> YOUR INSTRUCTIONS
For the word "help", state how many lines of the records include it, with no other text.

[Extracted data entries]
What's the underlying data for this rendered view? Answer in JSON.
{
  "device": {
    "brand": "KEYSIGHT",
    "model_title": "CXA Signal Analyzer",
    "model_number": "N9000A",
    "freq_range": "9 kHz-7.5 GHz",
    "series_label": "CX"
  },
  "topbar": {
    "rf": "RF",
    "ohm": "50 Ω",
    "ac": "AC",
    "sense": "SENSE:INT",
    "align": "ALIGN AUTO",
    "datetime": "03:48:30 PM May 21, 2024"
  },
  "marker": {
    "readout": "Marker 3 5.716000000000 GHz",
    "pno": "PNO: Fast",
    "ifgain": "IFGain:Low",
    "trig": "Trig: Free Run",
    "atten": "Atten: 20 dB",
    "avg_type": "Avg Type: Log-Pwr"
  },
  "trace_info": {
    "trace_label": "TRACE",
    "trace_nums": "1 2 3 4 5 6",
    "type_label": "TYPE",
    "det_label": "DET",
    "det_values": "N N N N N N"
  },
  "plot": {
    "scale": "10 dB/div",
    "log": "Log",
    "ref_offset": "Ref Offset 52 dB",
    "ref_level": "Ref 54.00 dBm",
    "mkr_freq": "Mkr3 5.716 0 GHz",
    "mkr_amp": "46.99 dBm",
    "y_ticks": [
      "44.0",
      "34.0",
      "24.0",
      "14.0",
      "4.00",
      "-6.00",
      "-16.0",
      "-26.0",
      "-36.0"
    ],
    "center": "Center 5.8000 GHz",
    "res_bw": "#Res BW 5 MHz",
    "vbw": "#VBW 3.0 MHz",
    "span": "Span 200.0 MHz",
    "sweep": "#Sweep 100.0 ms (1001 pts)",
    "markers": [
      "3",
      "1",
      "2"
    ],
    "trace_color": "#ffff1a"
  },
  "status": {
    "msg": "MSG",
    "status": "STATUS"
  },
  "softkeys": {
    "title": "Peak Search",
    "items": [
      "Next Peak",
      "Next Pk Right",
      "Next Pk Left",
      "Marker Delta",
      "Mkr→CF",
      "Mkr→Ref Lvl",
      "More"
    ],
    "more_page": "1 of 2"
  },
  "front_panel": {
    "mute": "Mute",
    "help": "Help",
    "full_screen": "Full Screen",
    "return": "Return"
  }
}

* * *

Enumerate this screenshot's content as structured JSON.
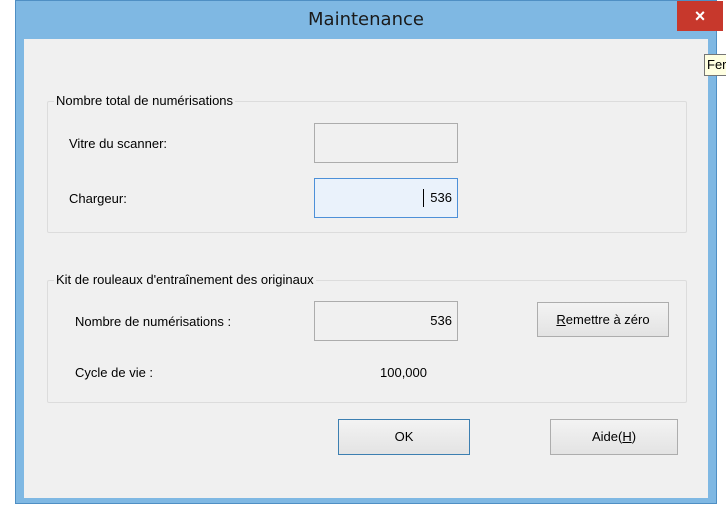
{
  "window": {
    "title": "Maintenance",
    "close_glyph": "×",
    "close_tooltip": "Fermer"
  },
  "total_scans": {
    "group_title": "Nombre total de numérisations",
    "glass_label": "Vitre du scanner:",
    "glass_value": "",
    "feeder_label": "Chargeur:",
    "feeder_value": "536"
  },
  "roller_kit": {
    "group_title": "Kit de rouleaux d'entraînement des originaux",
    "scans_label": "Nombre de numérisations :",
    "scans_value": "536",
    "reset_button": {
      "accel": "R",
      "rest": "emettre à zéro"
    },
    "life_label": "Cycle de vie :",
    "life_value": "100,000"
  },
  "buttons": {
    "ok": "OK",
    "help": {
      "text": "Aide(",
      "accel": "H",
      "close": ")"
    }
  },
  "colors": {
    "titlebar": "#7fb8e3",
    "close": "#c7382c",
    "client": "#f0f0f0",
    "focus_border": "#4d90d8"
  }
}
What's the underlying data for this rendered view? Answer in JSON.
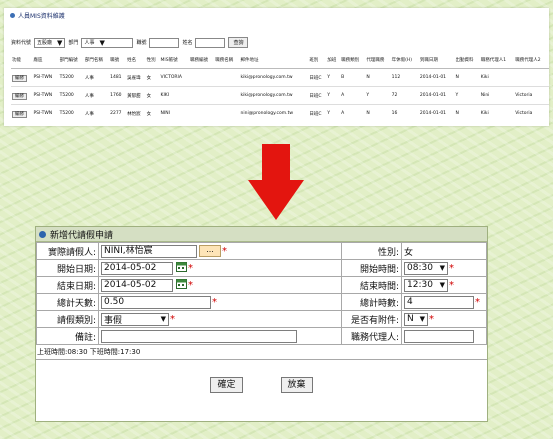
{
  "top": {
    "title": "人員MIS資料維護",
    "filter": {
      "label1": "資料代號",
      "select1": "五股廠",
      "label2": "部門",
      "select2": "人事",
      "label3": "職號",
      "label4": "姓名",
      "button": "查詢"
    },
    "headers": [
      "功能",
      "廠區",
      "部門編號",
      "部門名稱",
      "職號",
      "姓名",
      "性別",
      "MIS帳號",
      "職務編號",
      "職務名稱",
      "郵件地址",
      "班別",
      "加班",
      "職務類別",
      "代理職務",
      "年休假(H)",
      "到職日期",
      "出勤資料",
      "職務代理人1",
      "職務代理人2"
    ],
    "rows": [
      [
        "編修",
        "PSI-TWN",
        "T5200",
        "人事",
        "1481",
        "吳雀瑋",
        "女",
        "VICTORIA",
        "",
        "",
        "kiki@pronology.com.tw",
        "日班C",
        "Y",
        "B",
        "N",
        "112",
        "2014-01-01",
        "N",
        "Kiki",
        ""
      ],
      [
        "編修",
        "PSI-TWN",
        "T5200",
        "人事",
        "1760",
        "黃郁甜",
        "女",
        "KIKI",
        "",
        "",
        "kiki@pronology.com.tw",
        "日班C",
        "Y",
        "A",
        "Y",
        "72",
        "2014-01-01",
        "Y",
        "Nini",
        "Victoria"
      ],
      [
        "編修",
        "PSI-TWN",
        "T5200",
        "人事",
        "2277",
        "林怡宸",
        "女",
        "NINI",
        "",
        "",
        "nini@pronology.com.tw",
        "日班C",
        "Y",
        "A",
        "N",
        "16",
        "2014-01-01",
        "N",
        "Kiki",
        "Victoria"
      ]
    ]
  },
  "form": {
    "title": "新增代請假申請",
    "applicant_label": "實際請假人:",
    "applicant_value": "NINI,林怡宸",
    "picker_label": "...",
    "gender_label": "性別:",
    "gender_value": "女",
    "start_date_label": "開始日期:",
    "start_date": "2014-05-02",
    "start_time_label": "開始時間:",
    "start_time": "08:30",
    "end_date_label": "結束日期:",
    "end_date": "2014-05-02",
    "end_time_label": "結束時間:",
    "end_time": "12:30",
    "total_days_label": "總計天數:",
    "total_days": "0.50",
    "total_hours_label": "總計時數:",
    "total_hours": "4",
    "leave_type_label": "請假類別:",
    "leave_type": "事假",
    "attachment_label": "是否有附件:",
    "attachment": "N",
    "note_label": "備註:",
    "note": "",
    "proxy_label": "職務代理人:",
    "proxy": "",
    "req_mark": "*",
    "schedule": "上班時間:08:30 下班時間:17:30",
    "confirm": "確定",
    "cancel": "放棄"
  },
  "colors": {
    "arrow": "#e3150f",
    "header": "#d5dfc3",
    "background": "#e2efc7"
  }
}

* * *

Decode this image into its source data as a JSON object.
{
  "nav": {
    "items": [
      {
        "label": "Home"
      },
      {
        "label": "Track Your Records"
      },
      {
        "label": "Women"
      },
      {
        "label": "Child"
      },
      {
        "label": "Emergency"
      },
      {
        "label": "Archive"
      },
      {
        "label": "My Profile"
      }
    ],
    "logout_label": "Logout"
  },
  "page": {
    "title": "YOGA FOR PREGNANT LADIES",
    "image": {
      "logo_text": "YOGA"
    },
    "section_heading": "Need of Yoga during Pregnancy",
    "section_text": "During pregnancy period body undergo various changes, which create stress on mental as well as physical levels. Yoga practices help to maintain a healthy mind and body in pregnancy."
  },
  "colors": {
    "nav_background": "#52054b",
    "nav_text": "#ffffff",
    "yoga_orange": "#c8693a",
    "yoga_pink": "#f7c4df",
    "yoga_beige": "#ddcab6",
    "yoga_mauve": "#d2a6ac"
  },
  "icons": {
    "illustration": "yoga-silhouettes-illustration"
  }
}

> ANSWER SPACE
3